Amanda and Bryan Kelly struggled to get back on their feet after being involved in a Retail Food Group franchise.
Amanda and Bryan Kelly struggled to get back on their feet after being involved in a Retail Food Group franchise. Warren Lynam

'They talk in code': Simple act could have saved business

AS RETAIL Food Group tries to save its struggling business model with reduced fees, franchisees are forced to speak in code to access support groups.

RFG - which includes brands Donut King, Gloria Jean's, Pizza Capers, Brumby's and Michel's Patisserie - has been in the spotlight recently following a Fairfax investigation into its "brutal business model" with stocks hitting a 10-year low at $1.30 early last month.

Amanda Kelly and her husband Bryan owned the Sunshine Plaza Brumby's for four years from 2009, but crippling fees, a lack of support and compulsory refurbishments left them $800,000 in debt.

Support groups have been set up by Franchise Redress - an action group that helped investigate the company - with former and current franchisees swapping stories about how RFG changed their lives for the worst.

"It certainly gives us back our pride," Mrs Kelly said.

"The ones that are still in the business talk in code, but the one's that aren't - they're free to talk."

Now, an increasing number of financially devastated franchisees are jumping on board a class action against the company and a parliamentary inquiry into the franchisee sector has been proposed.

The Kelly's have also joined the legal battle, but Mrs Kelly said if the fee changes had have come sooner it would have helped them "immensely".

RFG recently announced through a newsletter to their franchisees that renewal fees would be reduced along with supply prices where possible.

Mrs Kelly said they were "forced" to purchase through RFG's supplier which charged inflated prices for flour - a staple for their bakery business.

After they bought it cheaper from elsewhere, Mrs Kelly said they were "given a slap on the wrist" when word got up the chain to head office.

"We put our blood, sweat and tears into the business, but it wasn't us," she said.

"It was the structure of the RFG business."

Franchise Redress co-founder, Michael Fraser, said the fee cuts were like "handing out glasses of water to people with their house on fire" and were only one issue franchisees had with the company.

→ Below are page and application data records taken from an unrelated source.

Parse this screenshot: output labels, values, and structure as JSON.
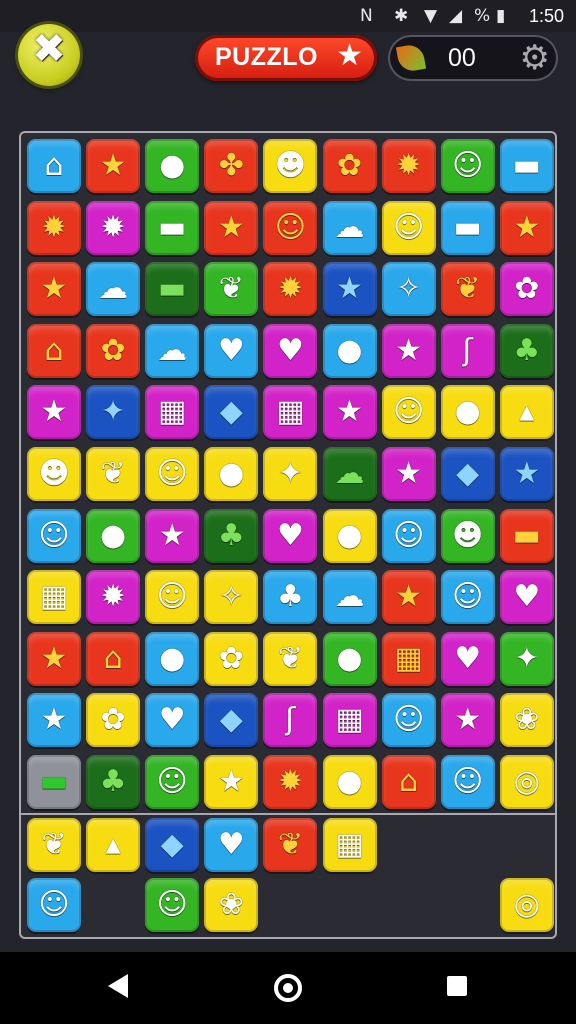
{
  "status_bar": {
    "time": "1:50",
    "icons": [
      {
        "name": "nfc-icon",
        "glyph": "N"
      },
      {
        "name": "bluetooth-icon",
        "glyph": "✱"
      },
      {
        "name": "wifi-icon",
        "glyph": "▼"
      },
      {
        "name": "signal-icon",
        "glyph": "◢"
      },
      {
        "name": "data-saver-icon",
        "glyph": "%"
      },
      {
        "name": "battery-icon",
        "glyph": "▮"
      }
    ]
  },
  "header": {
    "quit_glyph": "✖",
    "title": "PUZZLO",
    "title_star": "★",
    "score": "00",
    "gear_glyph": "⚙"
  },
  "colors": {
    "blue": "#29a8ec",
    "red": "#e8361e",
    "green": "#33b524",
    "yellow": "#f7dc12",
    "magenta": "#d223c8",
    "dkgreen": "#1d6e1a",
    "dkblue": "#1c53c2",
    "gray": "#8f9299"
  },
  "icon_glyphs": {
    "house": "⌂",
    "star": "★",
    "fruit": "●",
    "fleur": "✤",
    "cat-face": "☻",
    "flower": "✿",
    "bug": "✹",
    "face": "☺",
    "block": "▬",
    "ghost": "☁",
    "leaf": "❦",
    "palm": "♣",
    "heart": "♥",
    "drop": "◆",
    "tower": "▦",
    "grain": "✧",
    "splash": "✦",
    "bunny": "☺",
    "wheat": "♠",
    "target": "◎",
    "bars": "▦",
    "hook": "ʃ",
    "seal": "▴",
    "shell": "❀",
    "note": "♬"
  },
  "board": {
    "rows": [
      [
        {
          "c": "blue",
          "i": "house",
          "name": "house-icon"
        },
        {
          "c": "red",
          "i": "star",
          "name": "starfruit-icon"
        },
        {
          "c": "green",
          "i": "fruit",
          "name": "orange-icon"
        },
        {
          "c": "red",
          "i": "fleur",
          "name": "fleur-icon"
        },
        {
          "c": "yellow",
          "i": "cat-face",
          "name": "cat-face-icon"
        },
        {
          "c": "red",
          "i": "flower",
          "name": "flower-icon"
        },
        {
          "c": "red",
          "i": "bug",
          "name": "bug-icon"
        },
        {
          "c": "green",
          "i": "face",
          "name": "face-icon"
        },
        {
          "c": "blue",
          "i": "block",
          "name": "block-icon"
        }
      ],
      [
        {
          "c": "red",
          "i": "bug",
          "name": "bug-icon"
        },
        {
          "c": "magenta",
          "i": "bug",
          "name": "bug-icon"
        },
        {
          "c": "green",
          "i": "block",
          "name": "block-icon"
        },
        {
          "c": "red",
          "i": "star",
          "name": "star-icon"
        },
        {
          "c": "red",
          "i": "face",
          "name": "face-icon"
        },
        {
          "c": "blue",
          "i": "ghost",
          "name": "ghost-icon"
        },
        {
          "c": "yellow",
          "i": "face",
          "name": "face-icon"
        },
        {
          "c": "blue",
          "i": "block",
          "name": "block-icon"
        },
        {
          "c": "red",
          "i": "star",
          "name": "star-icon"
        }
      ],
      [
        {
          "c": "red",
          "i": "star",
          "name": "star-icon"
        },
        {
          "c": "blue",
          "i": "ghost",
          "name": "ghost-icon"
        },
        {
          "c": "dkgreen",
          "i": "block",
          "name": "block-icon"
        },
        {
          "c": "green",
          "i": "leaf",
          "name": "leaf-icon"
        },
        {
          "c": "red",
          "i": "bug",
          "name": "bug-icon"
        },
        {
          "c": "dkblue",
          "i": "star",
          "name": "star-icon"
        },
        {
          "c": "blue",
          "i": "grain",
          "name": "tree-icon"
        },
        {
          "c": "red",
          "i": "leaf",
          "name": "leaf-icon"
        },
        {
          "c": "magenta",
          "i": "flower",
          "name": "flower-icon"
        }
      ],
      [
        {
          "c": "red",
          "i": "house",
          "name": "tower-icon"
        },
        {
          "c": "red",
          "i": "flower",
          "name": "flower-icon"
        },
        {
          "c": "blue",
          "i": "ghost",
          "name": "ghost-icon"
        },
        {
          "c": "blue",
          "i": "heart",
          "name": "heart-icon"
        },
        {
          "c": "magenta",
          "i": "heart",
          "name": "heart-icon"
        },
        {
          "c": "blue",
          "i": "fruit",
          "name": "orange-icon"
        },
        {
          "c": "magenta",
          "i": "star",
          "name": "star-icon"
        },
        {
          "c": "magenta",
          "i": "hook",
          "name": "hook-icon"
        },
        {
          "c": "dkgreen",
          "i": "palm",
          "name": "palm-icon"
        }
      ],
      [
        {
          "c": "magenta",
          "i": "star",
          "name": "star-icon"
        },
        {
          "c": "dkblue",
          "i": "splash",
          "name": "splash-icon"
        },
        {
          "c": "magenta",
          "i": "tower",
          "name": "tower-icon"
        },
        {
          "c": "dkblue",
          "i": "drop",
          "name": "drop-icon"
        },
        {
          "c": "magenta",
          "i": "tower",
          "name": "tower-icon"
        },
        {
          "c": "magenta",
          "i": "star",
          "name": "star-icon"
        },
        {
          "c": "yellow",
          "i": "face",
          "name": "face-icon"
        },
        {
          "c": "yellow",
          "i": "fruit",
          "name": "pepper-icon"
        },
        {
          "c": "yellow",
          "i": "seal",
          "name": "seal-icon"
        }
      ],
      [
        {
          "c": "yellow",
          "i": "cat-face",
          "name": "cat-face-icon"
        },
        {
          "c": "yellow",
          "i": "leaf",
          "name": "leaf-icon"
        },
        {
          "c": "yellow",
          "i": "face",
          "name": "face-icon"
        },
        {
          "c": "yellow",
          "i": "fruit",
          "name": "apple-icon"
        },
        {
          "c": "yellow",
          "i": "splash",
          "name": "splash-icon"
        },
        {
          "c": "dkgreen",
          "i": "ghost",
          "name": "ghost-icon"
        },
        {
          "c": "magenta",
          "i": "star",
          "name": "star-icon"
        },
        {
          "c": "dkblue",
          "i": "drop",
          "name": "drop-icon"
        },
        {
          "c": "dkblue",
          "i": "star",
          "name": "star-icon"
        }
      ],
      [
        {
          "c": "blue",
          "i": "bunny",
          "name": "bunny-icon"
        },
        {
          "c": "green",
          "i": "fruit",
          "name": "orange-icon"
        },
        {
          "c": "magenta",
          "i": "star",
          "name": "star-icon"
        },
        {
          "c": "dkgreen",
          "i": "palm",
          "name": "palm-icon"
        },
        {
          "c": "magenta",
          "i": "heart",
          "name": "heart-icon"
        },
        {
          "c": "yellow",
          "i": "fruit",
          "name": "apple-icon"
        },
        {
          "c": "blue",
          "i": "face",
          "name": "face-icon"
        },
        {
          "c": "green",
          "i": "cat-face",
          "name": "cat-face-icon"
        },
        {
          "c": "red",
          "i": "block",
          "name": "block-icon"
        }
      ],
      [
        {
          "c": "yellow",
          "i": "bars",
          "name": "bars-icon"
        },
        {
          "c": "magenta",
          "i": "bug",
          "name": "bug-icon"
        },
        {
          "c": "yellow",
          "i": "face",
          "name": "face-icon"
        },
        {
          "c": "yellow",
          "i": "grain",
          "name": "tree-icon"
        },
        {
          "c": "blue",
          "i": "palm",
          "name": "palm-icon"
        },
        {
          "c": "blue",
          "i": "ghost",
          "name": "ghost-icon"
        },
        {
          "c": "red",
          "i": "star",
          "name": "star-icon"
        },
        {
          "c": "blue",
          "i": "bunny",
          "name": "bunny-icon"
        },
        {
          "c": "magenta",
          "i": "heart",
          "name": "heart-icon"
        }
      ],
      [
        {
          "c": "red",
          "i": "star",
          "name": "starfruit-icon"
        },
        {
          "c": "red",
          "i": "house",
          "name": "house-icon"
        },
        {
          "c": "blue",
          "i": "fruit",
          "name": "orange-icon"
        },
        {
          "c": "yellow",
          "i": "flower",
          "name": "flower-icon"
        },
        {
          "c": "yellow",
          "i": "leaf",
          "name": "leaf-icon"
        },
        {
          "c": "green",
          "i": "fruit",
          "name": "orange-icon"
        },
        {
          "c": "red",
          "i": "bars",
          "name": "bars-icon"
        },
        {
          "c": "magenta",
          "i": "heart",
          "name": "heart-icon"
        },
        {
          "c": "green",
          "i": "splash",
          "name": "splash-icon"
        }
      ],
      [
        {
          "c": "blue",
          "i": "star",
          "name": "star-icon"
        },
        {
          "c": "yellow",
          "i": "flower",
          "name": "flower-icon"
        },
        {
          "c": "blue",
          "i": "heart",
          "name": "petal-icon"
        },
        {
          "c": "dkblue",
          "i": "drop",
          "name": "drop-icon"
        },
        {
          "c": "magenta",
          "i": "hook",
          "name": "hook-icon"
        },
        {
          "c": "magenta",
          "i": "tower",
          "name": "tower-icon"
        },
        {
          "c": "blue",
          "i": "bunny",
          "name": "bunny-icon"
        },
        {
          "c": "magenta",
          "i": "star",
          "name": "star-icon"
        },
        {
          "c": "yellow",
          "i": "shell",
          "name": "shell-flower-icon"
        }
      ],
      [
        {
          "c": "gray",
          "i": "block",
          "name": "block-icon"
        },
        {
          "c": "dkgreen",
          "i": "palm",
          "name": "palm-icon"
        },
        {
          "c": "green",
          "i": "face",
          "name": "face-icon"
        },
        {
          "c": "yellow",
          "i": "star",
          "name": "star-icon"
        },
        {
          "c": "red",
          "i": "bug",
          "name": "bug-icon"
        },
        {
          "c": "yellow",
          "i": "fruit",
          "name": "apple-icon"
        },
        {
          "c": "red",
          "i": "house",
          "name": "house-icon"
        },
        {
          "c": "blue",
          "i": "bunny",
          "name": "bunny-icon"
        },
        {
          "c": "yellow",
          "i": "target",
          "name": "target-icon"
        }
      ]
    ]
  },
  "tray": [
    {
      "row": 0,
      "col": 0,
      "c": "yellow",
      "i": "leaf",
      "name": "leaf-icon"
    },
    {
      "row": 0,
      "col": 1,
      "c": "yellow",
      "i": "seal",
      "name": "seal-icon"
    },
    {
      "row": 0,
      "col": 2,
      "c": "dkblue",
      "i": "drop",
      "name": "drop-icon"
    },
    {
      "row": 0,
      "col": 3,
      "c": "blue",
      "i": "heart",
      "name": "heart-icon"
    },
    {
      "row": 0,
      "col": 4,
      "c": "red",
      "i": "leaf",
      "name": "leaf-icon"
    },
    {
      "row": 0,
      "col": 5,
      "c": "yellow",
      "i": "bars",
      "name": "bars-icon"
    },
    {
      "row": 1,
      "col": 0,
      "c": "blue",
      "i": "bunny",
      "name": "bunny-icon"
    },
    {
      "row": 1,
      "col": 2,
      "c": "green",
      "i": "bunny",
      "name": "bunny-icon"
    },
    {
      "row": 1,
      "col": 3,
      "c": "yellow",
      "i": "shell",
      "name": "shell-flower-icon"
    },
    {
      "row": 1,
      "col": 8,
      "c": "yellow",
      "i": "target",
      "name": "target-icon"
    }
  ]
}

"The top complaints we received from RFG franchisees included; not knowing where their marketing fund contributions were being spent (if at all), crippling fees and cost of goods and no support from head office," he said.